● What is needed
A complete and exact copy of the data below is the task.

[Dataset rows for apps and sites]

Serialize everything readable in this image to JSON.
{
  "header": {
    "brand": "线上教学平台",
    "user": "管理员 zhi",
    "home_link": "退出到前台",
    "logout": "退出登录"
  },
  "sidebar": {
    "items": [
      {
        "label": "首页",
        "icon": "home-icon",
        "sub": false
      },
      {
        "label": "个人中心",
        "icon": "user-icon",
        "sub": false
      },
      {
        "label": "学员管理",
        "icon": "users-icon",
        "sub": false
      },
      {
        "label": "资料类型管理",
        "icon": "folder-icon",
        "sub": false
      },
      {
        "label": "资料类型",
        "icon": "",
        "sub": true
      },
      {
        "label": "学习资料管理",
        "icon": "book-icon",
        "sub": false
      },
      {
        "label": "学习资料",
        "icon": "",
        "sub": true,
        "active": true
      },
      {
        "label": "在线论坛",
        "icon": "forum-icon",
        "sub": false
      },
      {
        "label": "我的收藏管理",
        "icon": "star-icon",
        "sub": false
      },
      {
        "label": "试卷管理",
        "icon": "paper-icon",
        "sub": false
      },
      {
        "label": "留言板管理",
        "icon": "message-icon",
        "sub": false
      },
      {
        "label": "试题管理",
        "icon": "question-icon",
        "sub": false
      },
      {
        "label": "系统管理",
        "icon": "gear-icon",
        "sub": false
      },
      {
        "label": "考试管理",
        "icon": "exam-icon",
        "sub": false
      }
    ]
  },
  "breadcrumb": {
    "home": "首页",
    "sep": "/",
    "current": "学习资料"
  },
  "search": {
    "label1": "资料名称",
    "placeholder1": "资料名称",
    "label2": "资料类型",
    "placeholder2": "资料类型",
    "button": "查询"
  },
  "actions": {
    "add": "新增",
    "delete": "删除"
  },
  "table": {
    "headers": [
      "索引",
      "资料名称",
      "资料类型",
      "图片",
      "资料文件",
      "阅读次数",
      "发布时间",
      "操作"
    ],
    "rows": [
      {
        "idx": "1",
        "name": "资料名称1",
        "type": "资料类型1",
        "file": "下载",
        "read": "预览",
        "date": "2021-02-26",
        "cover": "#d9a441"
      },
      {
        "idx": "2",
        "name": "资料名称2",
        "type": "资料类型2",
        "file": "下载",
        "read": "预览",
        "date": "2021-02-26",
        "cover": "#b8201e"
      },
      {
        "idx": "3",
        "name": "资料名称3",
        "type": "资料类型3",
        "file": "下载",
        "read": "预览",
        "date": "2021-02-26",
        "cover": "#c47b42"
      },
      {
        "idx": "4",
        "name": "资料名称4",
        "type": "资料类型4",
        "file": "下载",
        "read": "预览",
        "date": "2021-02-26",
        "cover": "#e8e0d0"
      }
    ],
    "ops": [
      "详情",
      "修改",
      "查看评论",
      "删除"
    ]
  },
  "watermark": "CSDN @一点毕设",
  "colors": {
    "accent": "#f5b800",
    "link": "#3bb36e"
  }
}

● Exercise response
Serialize everything readable in this image to JSON.
{
  "header": {
    "brand": "线上教学平台",
    "user": "管理员 zhi",
    "home_link": "退出到前台",
    "logout": "退出登录"
  },
  "sidebar": {
    "items": [
      {
        "label": "首页",
        "icon": "home-icon",
        "sub": false
      },
      {
        "label": "个人中心",
        "icon": "user-icon",
        "sub": false
      },
      {
        "label": "学员管理",
        "icon": "users-icon",
        "sub": false
      },
      {
        "label": "资料类型管理",
        "icon": "folder-icon",
        "sub": false
      },
      {
        "label": "资料类型",
        "icon": "",
        "sub": true
      },
      {
        "label": "学习资料管理",
        "icon": "book-icon",
        "sub": false
      },
      {
        "label": "学习资料",
        "icon": "",
        "sub": true,
        "active": true
      },
      {
        "label": "在线论坛",
        "icon": "forum-icon",
        "sub": false
      },
      {
        "label": "我的收藏管理",
        "icon": "star-icon",
        "sub": false
      },
      {
        "label": "试卷管理",
        "icon": "paper-icon",
        "sub": false
      },
      {
        "label": "留言板管理",
        "icon": "message-icon",
        "sub": false
      },
      {
        "label": "试题管理",
        "icon": "question-icon",
        "sub": false
      },
      {
        "label": "系统管理",
        "icon": "gear-icon",
        "sub": false
      },
      {
        "label": "考试管理",
        "icon": "exam-icon",
        "sub": false
      }
    ]
  },
  "breadcrumb": {
    "home": "首页",
    "sep": "/",
    "current": "学习资料"
  },
  "search": {
    "label1": "资料名称",
    "placeholder1": "资料名称",
    "label2": "资料类型",
    "placeholder2": "资料类型",
    "button": "查询"
  },
  "actions": {
    "add": "新增",
    "delete": "删除"
  },
  "table": {
    "headers": [
      "索引",
      "资料名称",
      "资料类型",
      "图片",
      "资料文件",
      "阅读次数",
      "发布时间",
      "操作"
    ],
    "rows": [
      {
        "idx": "1",
        "name": "资料名称1",
        "type": "资料类型1",
        "file": "下载",
        "read": "预览",
        "date": "2021-02-26",
        "cover": "#d9a441"
      },
      {
        "idx": "2",
        "name": "资料名称2",
        "type": "资料类型2",
        "file": "下载",
        "read": "预览",
        "date": "2021-02-26",
        "cover": "#b8201e"
      },
      {
        "idx": "3",
        "name": "资料名称3",
        "type": "资料类型3",
        "file": "下载",
        "read": "预览",
        "date": "2021-02-26",
        "cover": "#c47b42"
      },
      {
        "idx": "4",
        "name": "资料名称4",
        "type": "资料类型4",
        "file": "下载",
        "read": "预览",
        "date": "2021-02-26",
        "cover": "#e8e0d0"
      }
    ],
    "ops": [
      "详情",
      "修改",
      "查看评论",
      "删除"
    ]
  },
  "watermark": "CSDN @一点毕设",
  "colors": {
    "accent": "#f5b800",
    "link": "#3bb36e"
  }
}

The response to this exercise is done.